Based on Ira Levin’s novel, the paranoid narrative taps into primal fears regarding childbirth, rape, and cults, i.e. organized religion. Deceptively, the film’s most poignant theme is that of indoctrination through rape.
Rosemary’s painful transformation is shocking. The film’s opening, just two months after the assassination of Martin Luther King Jr., spoke to America’s ongoing national sense of horror and outrage about the ongoing spate of political murders that included JFK, and his brother Bobby Kennedy.
Roman Polanski’s precise compositions are enduring for their keen degree of detail. Intimate close-ups and liquid camera moves create a seamless filmic palate of Gothic fantasy. Contrast and context expand from such scenes as where the Satanists celebrate 1966 as “year-one.” Here is a dark capsule of all religious idolatry. Evil nuance and maternal suspense boil. Hitchcock’s visual influence shows up when Rosemary pours a milkshake of witch-juice down the kitchen drain. The plot unfolds like a great mystery novel. Rosemary solves an anagram from a book’s title, which provides a secret clue to her fraught predicament.
From the film’s enigmatic aerial opening sequence (overlooking the Dakota) to cinematographer William Fraker’s brilliant work, “Rosemary’s Baby” is everything a horror film should be. Every frame communicates an undertow of creeping subtext about a Christ child for Satan born of human flesh.
Mia Farrow is impeccably cast as Rosemary, a frail newlywed bride to Guy Woodhouse, an ambitious New York actor (gleefully played by John Cassavetes). The young couple moves into an apartment inside the Dakota where a group of witches and Satanists have set up shop.
The walls are paper-thin. Before they can even unpack, Cassavetes’s wisecracking character takes the bait offered by Minnie and Roman Castevet, an elderly couple of next-door neighbors, to join their Satin-worshiping group behind Rosemary’s back. Ruth Gordon’s scene-stealing performance as Minnie is at once comical and foreboding. Guy’s acting opportunities open up almost immediately when he wins a role by default due to the sudden blindness of another actor. What makes it all worse is that Guy is a likable person. You can’t help but empathize with him.
Most inventive are the film’s surreal dream/nightmare sequences that terrify Rosemary. During one such sequence, the heavily drugged Rosemary realizes that the ritual rape she experiences before a group of nude Satanists is “not a dream.” Polanski goes so far as to show the demon beast as he lies on top of the vulnerable young woman. Before William Friedkin shocked ‘70s era audiences with “The Exorcist,” Polanski had set the table with “Rosemary’s Baby.”
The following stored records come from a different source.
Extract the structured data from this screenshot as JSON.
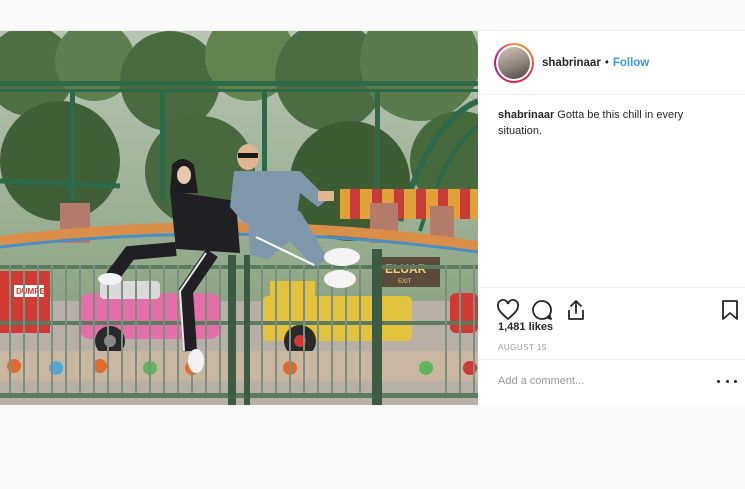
{
  "post": {
    "username": "shabrinaar",
    "separator": "•",
    "follow_label": "Follow",
    "caption_username": "shabrinaar",
    "caption_text": " Gotta be this chill in every situation.",
    "likes": "1,481 likes",
    "date": "AUGUST 15",
    "comment_placeholder": "Add a comment...",
    "sign_text": "ELUAR",
    "sign_subtext": "EXIT",
    "truck_label": "DUMPER"
  },
  "colors": {
    "link": "#3897f0",
    "text": "#262626",
    "muted": "#999999",
    "border": "#efefef"
  },
  "icons": [
    "heart-icon",
    "comment-icon",
    "share-icon",
    "bookmark-icon",
    "more-icon"
  ]
}
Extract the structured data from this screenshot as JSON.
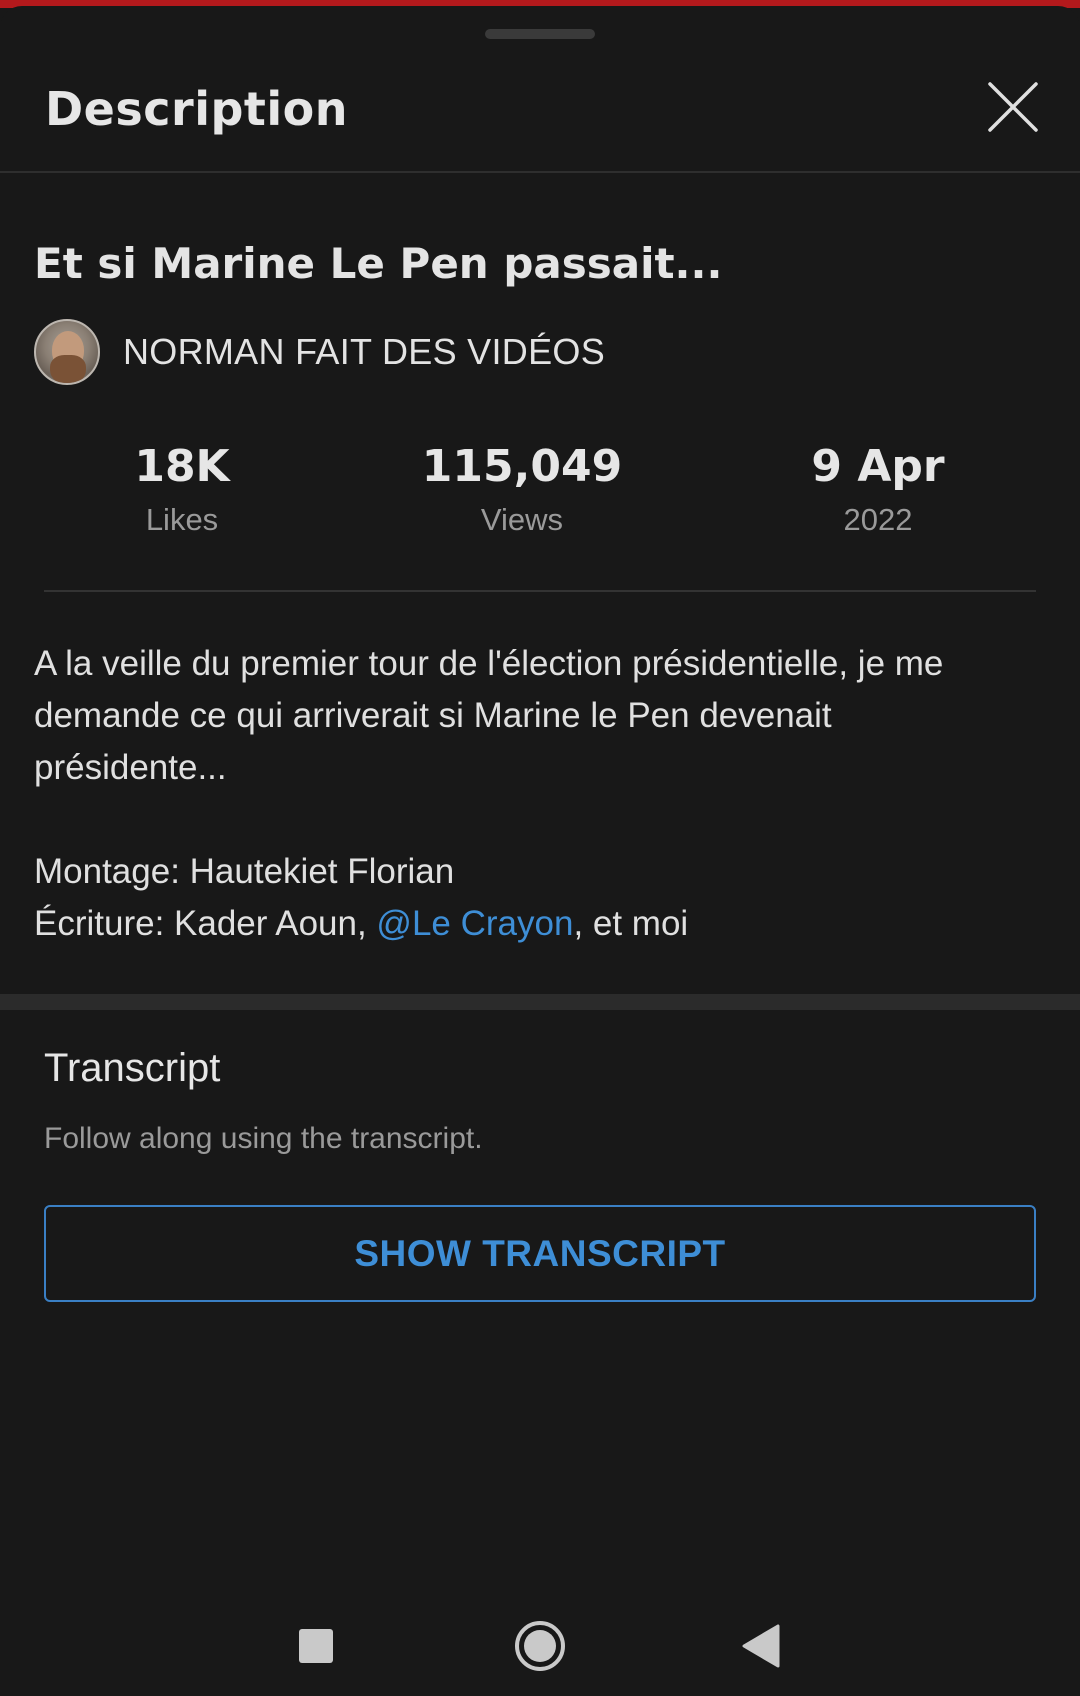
{
  "header": {
    "title": "Description",
    "close_icon": "close-icon"
  },
  "video": {
    "title": "Et si Marine Le Pen passait...",
    "channel": {
      "name": "NORMAN FAIT DES VIDÉOS",
      "avatar_icon": "avatar"
    }
  },
  "stats": {
    "likes": {
      "value": "18K",
      "label": "Likes"
    },
    "views": {
      "value": "115,049",
      "label": "Views"
    },
    "date": {
      "value": "9 Apr",
      "label": "2022"
    }
  },
  "description": {
    "line1": "A la veille du premier tour de l'élection présidentielle, je me",
    "line2": "demande ce qui arriverait si Marine le Pen devenait",
    "line3": "présidente...",
    "montage": "Montage: Hautekiet Florian",
    "ecriture_prefix": "Écriture: Kader Aoun, ",
    "ecriture_mention": "@Le Crayon",
    "ecriture_suffix": ", et moi"
  },
  "transcript": {
    "title": "Transcript",
    "subtitle": "Follow along using the transcript.",
    "button_label": "SHOW TRANSCRIPT"
  },
  "system_nav": {
    "recents_icon": "square-icon",
    "home_icon": "circle-icon",
    "back_icon": "triangle-back-icon"
  },
  "colors": {
    "background": "#181818",
    "accent_link": "#3e8ed6",
    "top_strip": "#b3191c"
  }
}
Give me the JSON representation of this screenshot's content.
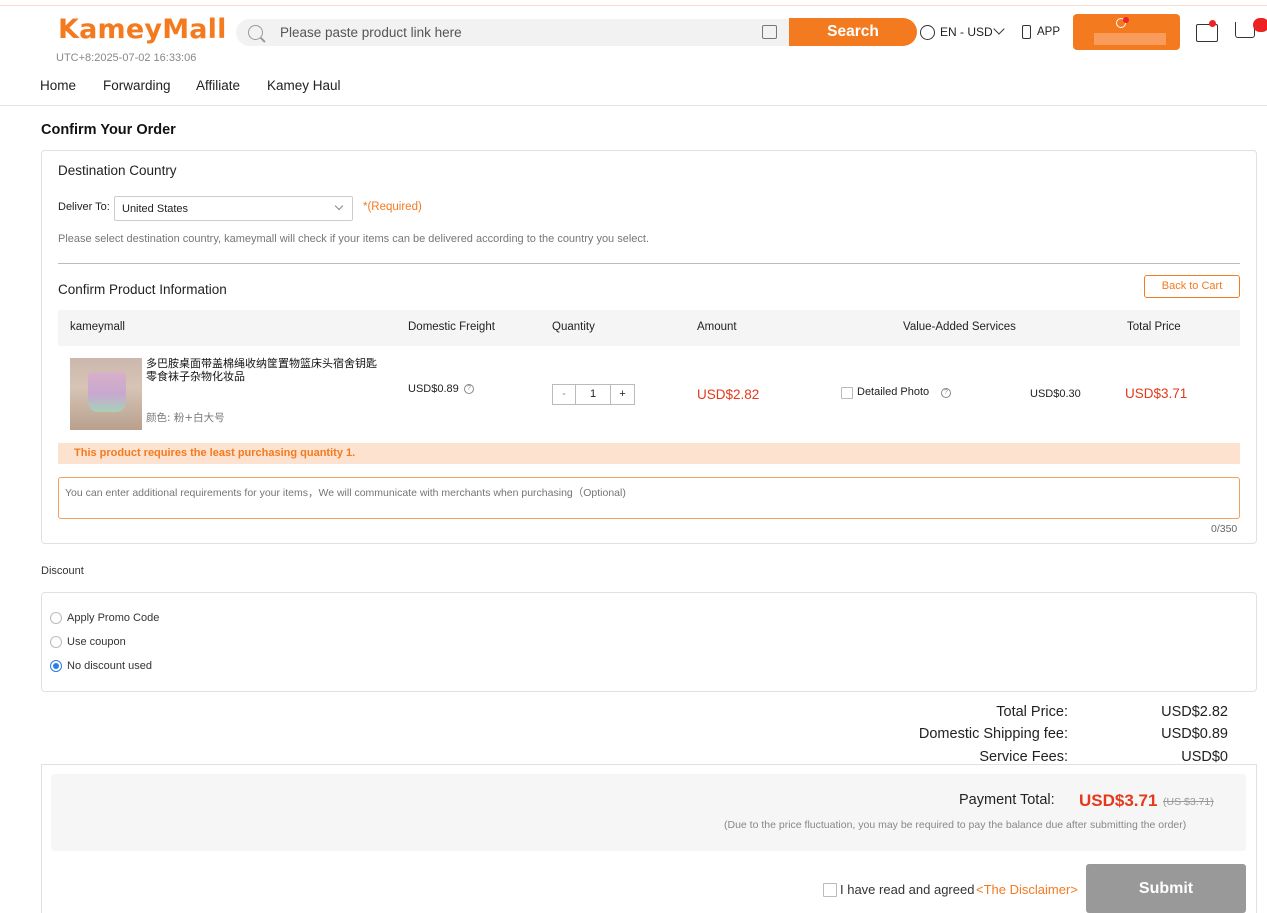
{
  "header": {
    "logo": "KameyMall",
    "clock": "UTC+8:2025-07-02 16:33:06",
    "search_placeholder": "Please paste product link here",
    "search_label": "Search",
    "language": "EN - USD",
    "app_label": "APP"
  },
  "nav": [
    "Home",
    "Forwarding",
    "Affiliate",
    "Kamey Haul"
  ],
  "page_title": "Confirm Your Order",
  "destination": {
    "title": "Destination Country",
    "deliver_label": "Deliver To:",
    "country": "United States",
    "required": "*(Required)",
    "hint": "Please select destination country, kameymall will check if your items can be delivered according to the country you select."
  },
  "product_section": {
    "title": "Confirm Product Information",
    "back_label": "Back to Cart",
    "columns": [
      "kameymall",
      "Domestic Freight",
      "Quantity",
      "Amount",
      "Value-Added Services",
      "Total Price"
    ],
    "item": {
      "name": "多巴胺桌面带盖棉绳收纳筐置物篮床头宿舍钥匙零食袜子杂物化妆品",
      "color": "颜色: 粉+白大号",
      "freight": "USD$0.89",
      "qty_minus": "-",
      "quantity": "1",
      "qty_plus": "+",
      "amount": "USD$2.82",
      "service_label": "Detailed Photo",
      "service_price": "USD$0.30",
      "total": "USD$3.71"
    },
    "warning": "This product requires the least purchasing quantity 1.",
    "note_placeholder": "You can enter additional requirements for your items，We will communicate with merchants when purchasing（Optional)",
    "note_counter": "0/350"
  },
  "discount": {
    "title": "Discount",
    "options": [
      "Apply Promo Code",
      "Use coupon",
      "No discount used"
    ],
    "selected_index": 2
  },
  "summary": {
    "rows": [
      {
        "label": "Total Price:",
        "value": "USD$2.82"
      },
      {
        "label": "Domestic Shipping fee:",
        "value": "USD$0.89"
      },
      {
        "label": "Service Fees:",
        "value": "USD$0"
      }
    ],
    "payment_label": "Payment Total:",
    "payment_value": "USD$3.71",
    "payment_alt": "(US $3.71)",
    "fluctuation_note": "(Due to the price fluctuation, you may be required to pay the balance due after submitting the order)",
    "agree_text": "I have read and agreed",
    "disclaimer_link": "<The Disclaimer>",
    "submit_label": "Submit"
  },
  "colors": {
    "brand": "#f47a20",
    "price_red": "#e4391b",
    "radio_blue": "#2b7de9"
  }
}
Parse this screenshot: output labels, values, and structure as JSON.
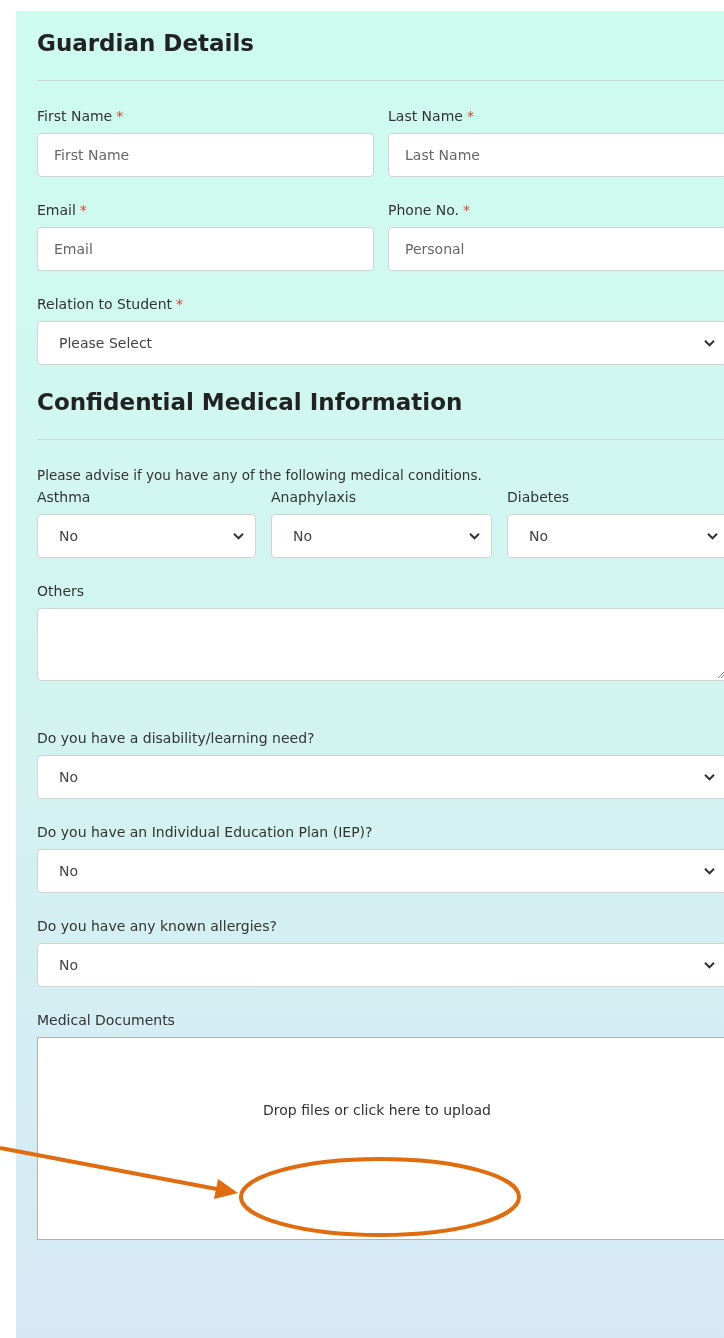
{
  "sections": [
    {
      "title": "Guardian Details",
      "blocks": [
        {
          "kind": "row",
          "fields": [
            {
              "kind": "text",
              "label": "First Name",
              "required_mark": "*",
              "placeholder": "First Name"
            },
            {
              "kind": "text",
              "label": "Last Name",
              "required_mark": "*",
              "placeholder": "Last Name"
            }
          ]
        },
        {
          "kind": "row",
          "fields": [
            {
              "kind": "text",
              "label": "Email",
              "required_mark": "*",
              "placeholder": "Email"
            },
            {
              "kind": "text",
              "label": "Phone No.",
              "required_mark": "*",
              "placeholder": "Personal"
            }
          ]
        },
        {
          "kind": "row",
          "fields": [
            {
              "kind": "select",
              "label": "Relation to Student",
              "required_mark": "*",
              "value": "Please Select"
            }
          ]
        }
      ]
    },
    {
      "title": "Confidential Medical Information",
      "blocks": [
        {
          "kind": "note",
          "text": "Please advise if you have any of the following medical conditions."
        },
        {
          "kind": "row",
          "fields": [
            {
              "kind": "select",
              "label": "Asthma",
              "value": "No"
            },
            {
              "kind": "select",
              "label": "Anaphylaxis",
              "value": "No"
            },
            {
              "kind": "select",
              "label": "Diabetes",
              "value": "No"
            }
          ]
        },
        {
          "kind": "row",
          "fields": [
            {
              "kind": "textarea",
              "label": "Others"
            }
          ]
        },
        {
          "kind": "row",
          "fields": [
            {
              "kind": "select",
              "label": "Do you have a disability/learning need?",
              "value": "No"
            }
          ]
        },
        {
          "kind": "row",
          "fields": [
            {
              "kind": "select",
              "label": "Do you have an Individual Education Plan (IEP)?",
              "value": "No"
            }
          ]
        },
        {
          "kind": "row",
          "fields": [
            {
              "kind": "select",
              "label": "Do you have any known allergies?",
              "value": "No"
            }
          ]
        },
        {
          "kind": "row",
          "fields": [
            {
              "kind": "upload",
              "label": "Medical Documents",
              "prompt": "Drop files or click here to upload"
            }
          ]
        }
      ]
    }
  ]
}
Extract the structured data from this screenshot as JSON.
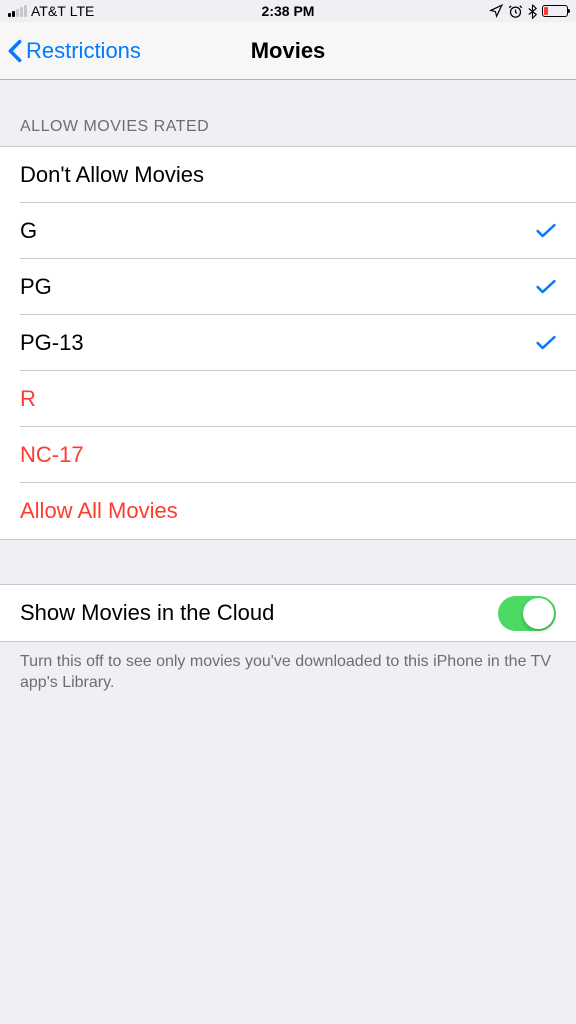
{
  "status_bar": {
    "carrier": "AT&T",
    "network": "LTE",
    "time": "2:38 PM"
  },
  "nav": {
    "back_label": "Restrictions",
    "title": "Movies"
  },
  "sections": {
    "ratings": {
      "header": "ALLOW MOVIES RATED",
      "items": [
        {
          "label": "Don't Allow Movies",
          "checked": false,
          "red": false
        },
        {
          "label": "G",
          "checked": true,
          "red": false
        },
        {
          "label": "PG",
          "checked": true,
          "red": false
        },
        {
          "label": "PG-13",
          "checked": true,
          "red": false
        },
        {
          "label": "R",
          "checked": false,
          "red": true
        },
        {
          "label": "NC-17",
          "checked": false,
          "red": true
        },
        {
          "label": "Allow All Movies",
          "checked": false,
          "red": true
        }
      ]
    },
    "cloud": {
      "item_label": "Show Movies in the Cloud",
      "switch_on": true,
      "footer": "Turn this off to see only movies you've downloaded to this iPhone in the TV app's Library."
    }
  }
}
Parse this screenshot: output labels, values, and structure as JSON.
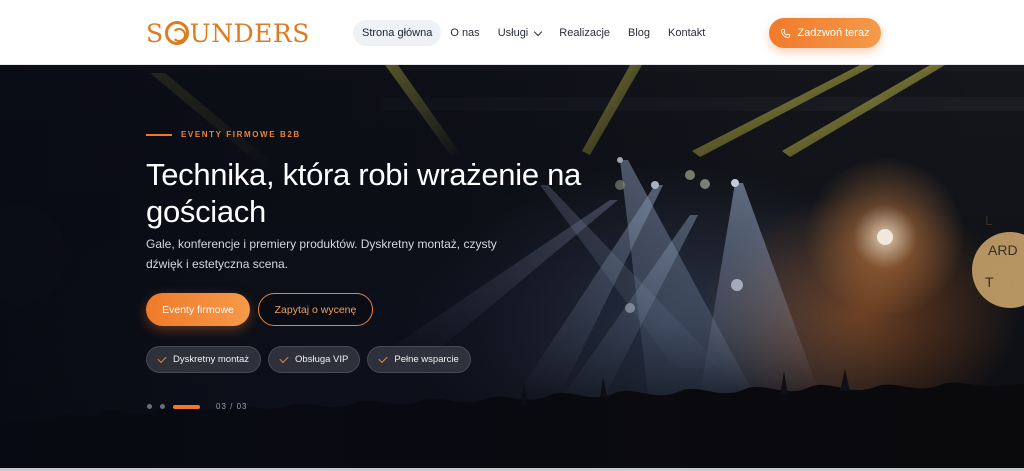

The palpable sense of dread, suspicion, and conspiracy that Roman Polanski creates puts a sour taste in the viewer's mouth that remains for days after seeing the film. The sense of grotesque suspense that Polanski generates is suffocating. As the second installment in Polanski's "trilogy of apartment films," ("Repulsion" was the first, “The Tenant” was the last.), "Rosemary's Baby" pulsates and seethes with the quaking fear of an unknown birth. If ever there was a pro-birth-control horror movie, this is it.
Not Rated. 137 mins.